They did want to serve their community, however. A theatre, offering content, does that better than a daycare.
Q: How do you think about your work theologically?
You have to love the characters. That doesn’t mean you have a crush on them, or they’re a mentor or a role model, but you can’t sit in judgment on them. An audience can smell acting like that a mile away. If an actor is in judgment on the character they’re playing, they will not do a good performance.
That’s an incarnational approach. In “Freud’s Last Session,” I played Freud rather than C.S. Lewis. I entered into the experience of asking whether God is a delusion and unhealthy.
When I’m in the role, it’s kenosis: having a form of Ron, but not counting the nature of Ron as a thing to be held onto, but emptying myself, and taking the form of the character in a play [Philippians 2:6-7]. That’s my job.
Now, in the incarnation, Jesus still carries the very nature of God, even though he emptied himself. When I write truthfully and well, without spin or manipulation, that too will express me, embody me, have my fingerprints on it, will be made in my image and likeness.
Q: What light does your experience throw on institutional leadership?
I’ve always been a leader, but I’ve never meant to lead. When I started PT, I didn’t want to be its leader, but I started it.
I wanted to pull together a collective of artists and decide together how we’d do it, but then I realized that most people don’t actually want that. Most actors want a good role to do with their whole heart.
Most parts of the work I do, initially I hated. But I realized, “Do you want to do that play? No one else is going to do the budget. If you don’t want to do that play, go sell car parts like your dad.” He loved cars; I love stories.
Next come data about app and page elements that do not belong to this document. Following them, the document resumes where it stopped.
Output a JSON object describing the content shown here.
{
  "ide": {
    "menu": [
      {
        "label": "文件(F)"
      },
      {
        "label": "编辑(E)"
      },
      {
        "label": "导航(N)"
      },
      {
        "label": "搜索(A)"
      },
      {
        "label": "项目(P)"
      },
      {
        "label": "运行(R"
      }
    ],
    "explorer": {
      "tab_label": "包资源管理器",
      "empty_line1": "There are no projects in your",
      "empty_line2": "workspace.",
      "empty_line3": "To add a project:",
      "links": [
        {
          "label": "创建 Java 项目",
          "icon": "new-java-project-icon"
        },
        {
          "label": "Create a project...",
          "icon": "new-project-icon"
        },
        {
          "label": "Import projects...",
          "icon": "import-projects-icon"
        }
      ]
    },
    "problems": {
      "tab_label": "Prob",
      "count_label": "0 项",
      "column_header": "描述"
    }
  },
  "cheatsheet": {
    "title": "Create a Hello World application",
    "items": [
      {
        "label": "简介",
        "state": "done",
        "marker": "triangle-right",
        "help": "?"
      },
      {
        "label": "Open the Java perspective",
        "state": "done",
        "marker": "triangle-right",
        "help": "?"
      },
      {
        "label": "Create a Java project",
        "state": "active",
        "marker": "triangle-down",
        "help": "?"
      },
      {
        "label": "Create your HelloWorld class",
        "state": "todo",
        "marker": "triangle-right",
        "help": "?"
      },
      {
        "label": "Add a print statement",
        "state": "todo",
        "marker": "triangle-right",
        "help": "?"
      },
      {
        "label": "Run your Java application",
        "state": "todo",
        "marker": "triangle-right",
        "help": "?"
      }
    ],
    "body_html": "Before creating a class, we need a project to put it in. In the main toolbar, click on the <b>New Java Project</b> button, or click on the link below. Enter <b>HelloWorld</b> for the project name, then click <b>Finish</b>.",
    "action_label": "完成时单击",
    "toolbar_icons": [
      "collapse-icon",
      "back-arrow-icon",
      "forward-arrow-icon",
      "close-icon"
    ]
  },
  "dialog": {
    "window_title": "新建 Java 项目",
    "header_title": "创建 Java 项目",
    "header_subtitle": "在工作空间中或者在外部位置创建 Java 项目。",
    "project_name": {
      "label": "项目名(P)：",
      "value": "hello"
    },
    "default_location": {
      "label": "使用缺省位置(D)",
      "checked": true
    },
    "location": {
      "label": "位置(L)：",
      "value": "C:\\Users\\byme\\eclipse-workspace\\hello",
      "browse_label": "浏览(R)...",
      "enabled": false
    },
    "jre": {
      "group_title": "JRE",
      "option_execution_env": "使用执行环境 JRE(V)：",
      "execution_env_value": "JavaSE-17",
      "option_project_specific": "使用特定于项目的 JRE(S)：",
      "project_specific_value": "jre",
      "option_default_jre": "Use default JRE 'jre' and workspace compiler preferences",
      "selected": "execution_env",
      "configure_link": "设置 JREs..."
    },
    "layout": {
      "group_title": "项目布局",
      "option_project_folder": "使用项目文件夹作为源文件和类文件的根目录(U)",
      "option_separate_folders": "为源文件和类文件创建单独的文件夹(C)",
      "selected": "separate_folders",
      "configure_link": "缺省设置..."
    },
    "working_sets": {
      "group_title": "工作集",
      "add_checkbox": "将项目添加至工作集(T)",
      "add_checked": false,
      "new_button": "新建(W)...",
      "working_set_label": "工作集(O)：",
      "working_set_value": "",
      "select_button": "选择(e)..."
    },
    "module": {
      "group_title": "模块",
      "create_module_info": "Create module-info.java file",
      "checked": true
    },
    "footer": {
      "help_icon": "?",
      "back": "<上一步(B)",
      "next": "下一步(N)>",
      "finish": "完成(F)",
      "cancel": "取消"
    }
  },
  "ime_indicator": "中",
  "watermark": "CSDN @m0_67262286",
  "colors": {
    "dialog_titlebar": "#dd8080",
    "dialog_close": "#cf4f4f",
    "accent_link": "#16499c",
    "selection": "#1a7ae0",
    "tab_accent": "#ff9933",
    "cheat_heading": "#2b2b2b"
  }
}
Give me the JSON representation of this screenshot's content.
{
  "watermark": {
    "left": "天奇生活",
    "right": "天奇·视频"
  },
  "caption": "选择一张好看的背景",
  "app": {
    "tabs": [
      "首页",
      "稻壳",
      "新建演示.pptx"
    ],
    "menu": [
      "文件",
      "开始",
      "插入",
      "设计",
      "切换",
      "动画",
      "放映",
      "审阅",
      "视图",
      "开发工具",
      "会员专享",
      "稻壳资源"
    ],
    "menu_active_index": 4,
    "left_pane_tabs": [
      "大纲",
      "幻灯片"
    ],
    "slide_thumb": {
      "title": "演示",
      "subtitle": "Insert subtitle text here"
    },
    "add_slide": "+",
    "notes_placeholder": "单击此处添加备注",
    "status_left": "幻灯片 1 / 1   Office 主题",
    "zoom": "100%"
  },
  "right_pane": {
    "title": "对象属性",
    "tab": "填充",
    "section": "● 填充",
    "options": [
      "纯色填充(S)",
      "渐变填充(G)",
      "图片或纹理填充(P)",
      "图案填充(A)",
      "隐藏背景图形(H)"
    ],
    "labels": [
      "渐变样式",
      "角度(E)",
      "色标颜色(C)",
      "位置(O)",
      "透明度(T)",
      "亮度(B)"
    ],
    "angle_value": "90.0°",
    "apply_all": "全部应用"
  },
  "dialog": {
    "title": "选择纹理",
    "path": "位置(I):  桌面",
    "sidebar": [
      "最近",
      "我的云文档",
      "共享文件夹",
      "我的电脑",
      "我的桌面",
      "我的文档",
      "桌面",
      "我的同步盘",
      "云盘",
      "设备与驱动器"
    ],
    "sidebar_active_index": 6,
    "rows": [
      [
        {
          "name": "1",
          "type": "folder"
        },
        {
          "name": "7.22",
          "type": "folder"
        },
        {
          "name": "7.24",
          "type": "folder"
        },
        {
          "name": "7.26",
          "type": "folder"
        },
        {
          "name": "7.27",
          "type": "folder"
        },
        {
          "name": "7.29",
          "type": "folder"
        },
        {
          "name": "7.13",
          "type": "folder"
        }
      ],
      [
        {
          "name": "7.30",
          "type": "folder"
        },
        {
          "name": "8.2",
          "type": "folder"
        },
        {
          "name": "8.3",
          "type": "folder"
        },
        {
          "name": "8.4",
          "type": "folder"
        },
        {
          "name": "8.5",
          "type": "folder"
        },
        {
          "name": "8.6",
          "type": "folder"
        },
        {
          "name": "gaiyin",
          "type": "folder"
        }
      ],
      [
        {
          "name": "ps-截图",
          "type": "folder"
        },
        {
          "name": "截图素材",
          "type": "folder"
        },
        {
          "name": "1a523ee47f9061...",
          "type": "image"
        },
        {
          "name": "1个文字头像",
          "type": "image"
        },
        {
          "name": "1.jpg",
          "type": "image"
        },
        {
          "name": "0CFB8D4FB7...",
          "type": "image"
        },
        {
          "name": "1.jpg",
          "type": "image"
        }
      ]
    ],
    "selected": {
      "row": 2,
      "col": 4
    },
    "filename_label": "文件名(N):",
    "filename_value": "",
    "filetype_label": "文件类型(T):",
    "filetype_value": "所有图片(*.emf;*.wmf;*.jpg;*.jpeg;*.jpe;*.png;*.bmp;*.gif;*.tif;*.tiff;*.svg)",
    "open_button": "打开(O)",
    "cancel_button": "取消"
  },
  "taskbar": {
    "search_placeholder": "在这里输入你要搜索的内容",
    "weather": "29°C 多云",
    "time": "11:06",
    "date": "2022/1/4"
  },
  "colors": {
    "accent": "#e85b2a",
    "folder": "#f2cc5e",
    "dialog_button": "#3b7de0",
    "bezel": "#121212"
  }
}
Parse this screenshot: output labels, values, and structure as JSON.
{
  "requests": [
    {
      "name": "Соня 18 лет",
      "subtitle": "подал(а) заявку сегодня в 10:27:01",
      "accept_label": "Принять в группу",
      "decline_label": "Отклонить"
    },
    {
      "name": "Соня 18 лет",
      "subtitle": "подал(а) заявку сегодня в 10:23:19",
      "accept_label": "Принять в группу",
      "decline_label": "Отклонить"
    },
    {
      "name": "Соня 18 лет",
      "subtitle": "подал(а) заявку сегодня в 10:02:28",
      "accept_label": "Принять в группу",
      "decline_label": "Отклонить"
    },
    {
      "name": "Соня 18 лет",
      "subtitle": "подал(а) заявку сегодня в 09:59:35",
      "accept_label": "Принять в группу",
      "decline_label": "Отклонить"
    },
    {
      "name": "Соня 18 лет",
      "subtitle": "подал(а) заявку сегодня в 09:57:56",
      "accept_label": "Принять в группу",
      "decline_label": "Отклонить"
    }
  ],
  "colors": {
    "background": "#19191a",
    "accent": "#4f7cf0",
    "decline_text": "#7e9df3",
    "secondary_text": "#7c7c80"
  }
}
Aesop tells a fable of the ants and the grasshopper. The ants are busy all summer gathering food and building their hill, while the grasshopper just plays music. Winter comes, the ants close up the place, and the grasshopper wants in. They won’t let him in. That’s how Aesop means it to be read: “Get to work!”
But that’s completely wrong. Is it possible the ants worked better because they had music? They didn’t tell him to shut up when he was playing! Wouldn’t it be nice to listen and dance now that they can’t work as hard? Maybe that’s not true of ants, but it is true of us humans.
The arts, at the simplest level, lift our spirits a little. I’m half ant and half grasshopper. Most of the time, I wish I were out fiddling. But I’ve also got to carry the picnic basket so everybody can eat.
I saw this in my firstborn daughter in the church nursery. Thea is not bossy or a bully, but she’d say, “Let’s do this!” and people joined in. She just came up with cool ideas. I have the same disease.